In recent days, Alabama’s Republican nominee for U.S. Senate, Roy Moore, has been publicly accused by five women of preying on young women and sexually molesting girls as young as 14.
Despite that, he got a surprising boost this weekend when his wife, Kayla Moore, posted a letter signed by 50 Christian pastors reaffirming their support for her husband, calling him an “immovable rock in the culture wars,” with “rare unconquerable resolve.”
That letter was a fraud. (Below.)
At least three of the pastors have called out Moore, saying that they never gave permission to the campaign to use their name, and are not in fact supporting his candidacy.
Though the text of the letter implies that it is coming in response to Moore’s sex scandal, Pastor Tijuanna Adetunji said “I was not asked about this story or allegations.”
Pastor Thad Endicott added that he was not contacted by the Moores or the campaign since the primary and certainly did not give permission for them to put his name on the words in the letter.
“The list that has recently circulated was evidently copied and pasted from the August endorsements without checking to see if I still endorsed Moore,” said Endicott.
A third pastor, Dr. George Grant of Parish Presbyterian Church in Franklin, Tennessee, made clear he wanted nothing to do with Moore. “Not my state.

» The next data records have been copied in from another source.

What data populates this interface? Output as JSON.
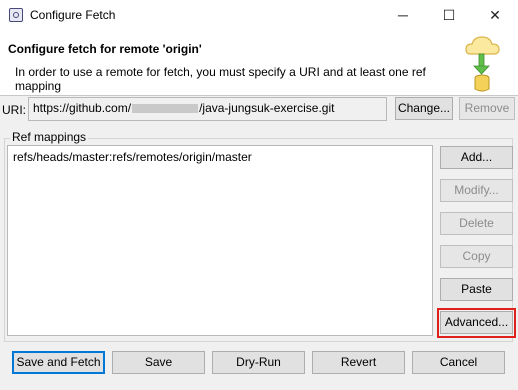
{
  "window": {
    "title": "Configure Fetch",
    "minimize_glyph": "─",
    "maximize_glyph": "☐",
    "close_glyph": "✕"
  },
  "header": {
    "title": "Configure fetch for remote 'origin'",
    "description": "In order to use a remote for fetch, you must specify a URI and at least one ref mapping",
    "icon": "fetch-cloud-database-icon"
  },
  "uri": {
    "label": "URI:",
    "value_prefix": "https://github.com/",
    "value_suffix": "/java-jungsuk-exercise.git",
    "change_label": "Change...",
    "remove_label": "Remove"
  },
  "ref_mappings": {
    "label": "Ref mappings",
    "items": [
      "refs/heads/master:refs/remotes/origin/master"
    ],
    "buttons": {
      "add": "Add...",
      "modify": "Modify...",
      "delete": "Delete",
      "copy": "Copy",
      "paste": "Paste",
      "advanced": "Advanced..."
    }
  },
  "footer": {
    "save_fetch": "Save and Fetch",
    "save": "Save",
    "dry_run": "Dry-Run",
    "revert": "Revert",
    "cancel": "Cancel"
  },
  "colors": {
    "highlight": "#e0201c",
    "default_button_border": "#0078d7"
  }
}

Not my issues,” he said.
Rather than tout what legitimate support Moore had left, Moore recycled a letter from before the primary and added new text without checking with the pastors or confirming that they supported Moore in the General Election — which, at least some, do not.

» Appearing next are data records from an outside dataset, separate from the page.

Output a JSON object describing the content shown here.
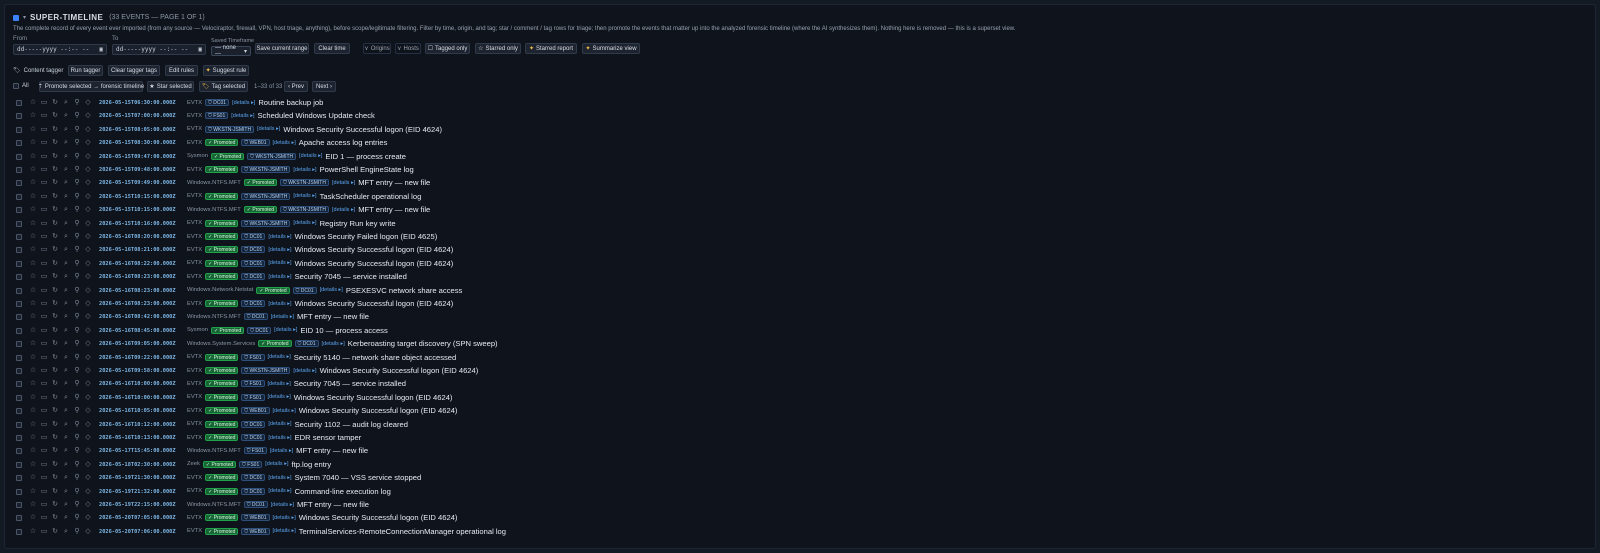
{
  "header": {
    "title": "SUPER-TIMELINE",
    "subtitle": "(33 EVENTS — PAGE 1 OF 1)",
    "description": "The complete record of every event ever imported (from any source — Velociraptor, firewall, VPN, host triage, anything), before scope/legitimate filtering. Filter by time, origin, and tag; star / comment / tag rows for triage; then promote the events that matter up into the analyzed forensic timeline (where the AI synthesizes them). Nothing here is removed — this is a superset view."
  },
  "filters": {
    "from_label": "From",
    "to_label": "To",
    "from_value": "dd-----yyyy --:-- --",
    "to_value": "dd-----yyyy --:-- --",
    "saved_label": "Saved Timeframe",
    "saved_value": "— none —",
    "save_range": "Save current range",
    "clear_time": "Clear time",
    "origins": "Origins",
    "hosts": "Hosts",
    "tagged_only": "Tagged only",
    "starred_only": "Starred only",
    "starred_report": "Starred report",
    "summarize_view": "Summarize view"
  },
  "tagger": {
    "label": "Content tagger",
    "run": "Run tagger",
    "clear": "Clear tagger tags",
    "edit": "Edit rules",
    "suggest": "Suggest rule"
  },
  "bulk": {
    "all": "All",
    "promote": "Promote selected → forensic timeline",
    "star": "Star selected",
    "tag": "Tag selected",
    "range": "1–33 of 33",
    "prev": "‹ Prev",
    "next": "Next ›"
  },
  "details_label": "[details ▸]",
  "promoted_label": "✓ Promoted",
  "rows": [
    {
      "ts": "2026-05-15T06:30:00.000Z",
      "src": "EVTX",
      "promoted": false,
      "host": "DC01",
      "event": "Routine backup job"
    },
    {
      "ts": "2026-05-15T07:00:00.000Z",
      "src": "EVTX",
      "promoted": false,
      "host": "FS01",
      "event": "Scheduled Windows Update check"
    },
    {
      "ts": "2026-05-15T08:05:00.000Z",
      "src": "EVTX",
      "promoted": false,
      "host": "WKSTN-JSMITH",
      "event": "Windows Security Successful logon (EID 4624)"
    },
    {
      "ts": "2026-05-15T08:30:00.000Z",
      "src": "EVTX",
      "promoted": true,
      "host": "WEB01",
      "event": "Apache access log entries"
    },
    {
      "ts": "2026-05-15T09:47:00.000Z",
      "src": "Sysmon",
      "promoted": true,
      "host": "WKSTN-JSMITH",
      "event": "EID 1 — process create"
    },
    {
      "ts": "2026-05-15T09:48:00.000Z",
      "src": "EVTX",
      "promoted": true,
      "host": "WKSTN-JSMITH",
      "event": "PowerShell EngineState log"
    },
    {
      "ts": "2026-05-15T09:49:00.000Z",
      "src": "Windows.NTFS.MFT",
      "promoted": true,
      "host": "WKSTN-JSMITH",
      "event": "MFT entry — new file"
    },
    {
      "ts": "2026-05-15T10:15:00.000Z",
      "src": "EVTX",
      "promoted": true,
      "host": "WKSTN-JSMITH",
      "event": "TaskScheduler operational log"
    },
    {
      "ts": "2026-05-15T10:15:00.000Z",
      "src": "Windows.NTFS.MFT",
      "promoted": true,
      "host": "WKSTN-JSMITH",
      "event": "MFT entry — new file"
    },
    {
      "ts": "2026-05-15T10:16:00.000Z",
      "src": "EVTX",
      "promoted": true,
      "host": "WKSTN-JSMITH",
      "event": "Registry Run key write"
    },
    {
      "ts": "2026-05-16T08:20:00.000Z",
      "src": "EVTX",
      "promoted": true,
      "host": "DC01",
      "event": "Windows Security Failed logon (EID 4625)"
    },
    {
      "ts": "2026-05-16T08:21:00.000Z",
      "src": "EVTX",
      "promoted": true,
      "host": "DC01",
      "event": "Windows Security Successful logon (EID 4624)"
    },
    {
      "ts": "2026-05-16T08:22:00.000Z",
      "src": "EVTX",
      "promoted": true,
      "host": "DC01",
      "event": "Windows Security Successful logon (EID 4624)"
    },
    {
      "ts": "2026-05-16T08:23:00.000Z",
      "src": "EVTX",
      "promoted": true,
      "host": "DC01",
      "event": "Security 7045 — service installed"
    },
    {
      "ts": "2026-05-16T08:23:00.000Z",
      "src": "Windows.Network.Netstat",
      "promoted": true,
      "host": "DC01",
      "event": "PSEXESVC network share access"
    },
    {
      "ts": "2026-05-16T08:23:00.000Z",
      "src": "EVTX",
      "promoted": true,
      "host": "DC01",
      "event": "Windows Security Successful logon (EID 4624)"
    },
    {
      "ts": "2026-05-16T08:42:00.000Z",
      "src": "Windows.NTFS.MFT",
      "promoted": false,
      "host": "DC01",
      "event": "MFT entry — new file"
    },
    {
      "ts": "2026-05-16T08:45:00.000Z",
      "src": "Sysmon",
      "promoted": true,
      "host": "DC01",
      "event": "EID 10 — process access"
    },
    {
      "ts": "2026-05-16T09:05:00.000Z",
      "src": "Windows.System.Services",
      "promoted": true,
      "host": "DC01",
      "event": "Kerberoasting target discovery (SPN sweep)"
    },
    {
      "ts": "2026-05-16T09:22:00.000Z",
      "src": "EVTX",
      "promoted": true,
      "host": "FS01",
      "event": "Security 5140 — network share object accessed"
    },
    {
      "ts": "2026-05-16T09:58:00.000Z",
      "src": "EVTX",
      "promoted": true,
      "host": "WKSTN-JSMITH",
      "event": "Windows Security Successful logon (EID 4624)"
    },
    {
      "ts": "2026-05-16T10:00:00.000Z",
      "src": "EVTX",
      "promoted": true,
      "host": "FS01",
      "event": "Security 7045 — service installed"
    },
    {
      "ts": "2026-05-16T10:00:00.000Z",
      "src": "EVTX",
      "promoted": true,
      "host": "FS01",
      "event": "Windows Security Successful logon (EID 4624)"
    },
    {
      "ts": "2026-05-16T10:05:00.000Z",
      "src": "EVTX",
      "promoted": true,
      "host": "WEB01",
      "event": "Windows Security Successful logon (EID 4624)"
    },
    {
      "ts": "2026-05-16T10:12:00.000Z",
      "src": "EVTX",
      "promoted": true,
      "host": "DC01",
      "event": "Security 1102 — audit log cleared"
    },
    {
      "ts": "2026-05-16T10:13:00.000Z",
      "src": "EVTX",
      "promoted": true,
      "host": "DC01",
      "event": "EDR sensor tamper"
    },
    {
      "ts": "2026-05-17T15:45:00.000Z",
      "src": "Windows.NTFS.MFT",
      "promoted": false,
      "host": "FS01",
      "event": "MFT entry — new file"
    },
    {
      "ts": "2026-05-18T02:30:00.000Z",
      "src": "Zeek",
      "promoted": true,
      "host": "FS01",
      "event": "ftp.log entry"
    },
    {
      "ts": "2026-05-19T21:30:00.000Z",
      "src": "EVTX",
      "promoted": true,
      "host": "DC01",
      "event": "System 7040 — VSS service stopped"
    },
    {
      "ts": "2026-05-19T21:32:00.000Z",
      "src": "EVTX",
      "promoted": true,
      "host": "DC01",
      "event": "Command-line execution log"
    },
    {
      "ts": "2026-05-19T22:15:00.000Z",
      "src": "Windows.NTFS.MFT",
      "promoted": false,
      "host": "DC01",
      "event": "MFT entry — new file"
    },
    {
      "ts": "2026-05-20T07:05:00.000Z",
      "src": "EVTX",
      "promoted": true,
      "host": "WEB01",
      "event": "Windows Security Successful logon (EID 4624)"
    },
    {
      "ts": "2026-05-20T07:06:00.000Z",
      "src": "EVTX",
      "promoted": true,
      "host": "WEB01",
      "event": "TerminalServices-RemoteConnectionManager operational log"
    }
  ]
}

In the below letter, the first three paragraphs are attributed to pastors who had never seen them. While illegal, immoral, and flagrantly deceitful, we know this:
It’s not the worst thing Roy Moore has ever done. [Click here to support Moore’s opponent, Democrat Doug Jones]